The Death on the High Seas Act of 1920 applies in any wrongful death lawsuit where the fatal incident occurred more than three miles from US shores.
The law permits only the recovery of so-called economic damages, which are payments equal to the amount that an individual would have contributed to his or her family over an uninterrupted lifetime.
The law forbids any financial compensation to surviving relatives on the grounds of loss of companionship, anguish, and grief. Punitive damages are also barred under the law.
High Seas Act
Some lawyers working on the TWA case are hoping to bypass the Death on the High Seas Act by convincing a judge that TWA 800 should be subject to the jurisdiction of New York laws rather than the more restrictive federal high seas law.

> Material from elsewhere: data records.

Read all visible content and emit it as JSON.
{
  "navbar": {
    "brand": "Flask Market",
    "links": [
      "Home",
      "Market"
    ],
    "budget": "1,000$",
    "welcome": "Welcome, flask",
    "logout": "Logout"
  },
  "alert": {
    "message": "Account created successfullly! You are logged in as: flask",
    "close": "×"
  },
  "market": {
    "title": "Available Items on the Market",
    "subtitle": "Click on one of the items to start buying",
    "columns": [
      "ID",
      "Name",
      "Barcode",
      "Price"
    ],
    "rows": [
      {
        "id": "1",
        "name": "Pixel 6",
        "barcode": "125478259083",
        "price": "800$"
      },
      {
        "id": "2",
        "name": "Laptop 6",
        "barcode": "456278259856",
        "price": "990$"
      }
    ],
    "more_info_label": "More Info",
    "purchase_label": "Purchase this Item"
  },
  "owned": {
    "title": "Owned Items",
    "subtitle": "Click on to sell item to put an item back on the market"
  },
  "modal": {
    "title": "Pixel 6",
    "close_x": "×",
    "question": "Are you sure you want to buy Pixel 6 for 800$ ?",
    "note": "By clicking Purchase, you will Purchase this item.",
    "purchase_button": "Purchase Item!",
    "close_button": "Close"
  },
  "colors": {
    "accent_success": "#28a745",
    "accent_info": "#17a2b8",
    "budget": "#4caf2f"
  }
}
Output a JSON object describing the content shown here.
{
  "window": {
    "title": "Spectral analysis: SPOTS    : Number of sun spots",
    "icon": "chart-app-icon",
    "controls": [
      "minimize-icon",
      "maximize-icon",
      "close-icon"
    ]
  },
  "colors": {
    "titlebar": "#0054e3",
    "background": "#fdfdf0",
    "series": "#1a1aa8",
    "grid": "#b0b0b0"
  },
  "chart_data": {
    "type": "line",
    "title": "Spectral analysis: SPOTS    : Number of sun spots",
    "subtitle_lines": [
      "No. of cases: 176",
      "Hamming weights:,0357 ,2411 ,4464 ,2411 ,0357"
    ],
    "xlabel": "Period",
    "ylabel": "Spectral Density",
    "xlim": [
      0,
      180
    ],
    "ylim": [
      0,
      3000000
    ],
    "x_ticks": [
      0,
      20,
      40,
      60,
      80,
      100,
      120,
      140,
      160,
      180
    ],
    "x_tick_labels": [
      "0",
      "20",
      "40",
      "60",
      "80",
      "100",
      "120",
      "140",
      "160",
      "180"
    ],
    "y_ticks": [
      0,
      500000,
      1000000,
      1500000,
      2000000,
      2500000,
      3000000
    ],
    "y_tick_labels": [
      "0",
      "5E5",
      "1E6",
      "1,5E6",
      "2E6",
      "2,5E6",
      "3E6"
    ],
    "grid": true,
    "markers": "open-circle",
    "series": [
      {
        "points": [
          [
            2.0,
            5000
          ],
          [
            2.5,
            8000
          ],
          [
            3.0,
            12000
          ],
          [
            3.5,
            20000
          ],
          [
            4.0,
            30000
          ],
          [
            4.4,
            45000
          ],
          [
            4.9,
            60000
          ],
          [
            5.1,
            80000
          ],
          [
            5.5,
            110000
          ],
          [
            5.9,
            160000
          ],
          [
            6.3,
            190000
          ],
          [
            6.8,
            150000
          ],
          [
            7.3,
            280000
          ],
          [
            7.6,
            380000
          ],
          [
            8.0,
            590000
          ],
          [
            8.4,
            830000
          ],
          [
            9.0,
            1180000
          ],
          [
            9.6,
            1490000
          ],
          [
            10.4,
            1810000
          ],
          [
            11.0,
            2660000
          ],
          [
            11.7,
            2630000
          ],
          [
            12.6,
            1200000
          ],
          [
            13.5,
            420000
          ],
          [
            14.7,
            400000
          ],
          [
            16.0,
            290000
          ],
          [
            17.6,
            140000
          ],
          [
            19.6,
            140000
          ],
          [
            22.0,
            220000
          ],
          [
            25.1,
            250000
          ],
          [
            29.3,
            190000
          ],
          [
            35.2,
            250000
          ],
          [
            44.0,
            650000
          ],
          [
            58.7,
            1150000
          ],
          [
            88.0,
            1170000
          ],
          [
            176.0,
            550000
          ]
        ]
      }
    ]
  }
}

They plan to argue that even though the plane crashed into the ocean roughly nine miles off the Long Island coast, New York's territorial jurisdiction extends 12 miles off the coast.
They note that in December 1988, then President Ronald Reagan extended US territorial waters from three to 12 miles offshore. He did it under the authority of the 1982 United Nations Law of the Sea Convention. The action was approved by the US Senate.
It remains unclear whether a judge in New York will agree with their reasoning. In January, the US Supreme Court issued a unanimous decision, ruling that wherever the high seas law is applicable, less restrictive state laws may not be substituted to facilitate awards for anything other than economic damages.
That decision applied to the relatives of those who died aboard Korean Air Lines Flight 007 in 1983 when the plane was struck by a Soviet missile after the KAL pilot strayed into Soviet airspace.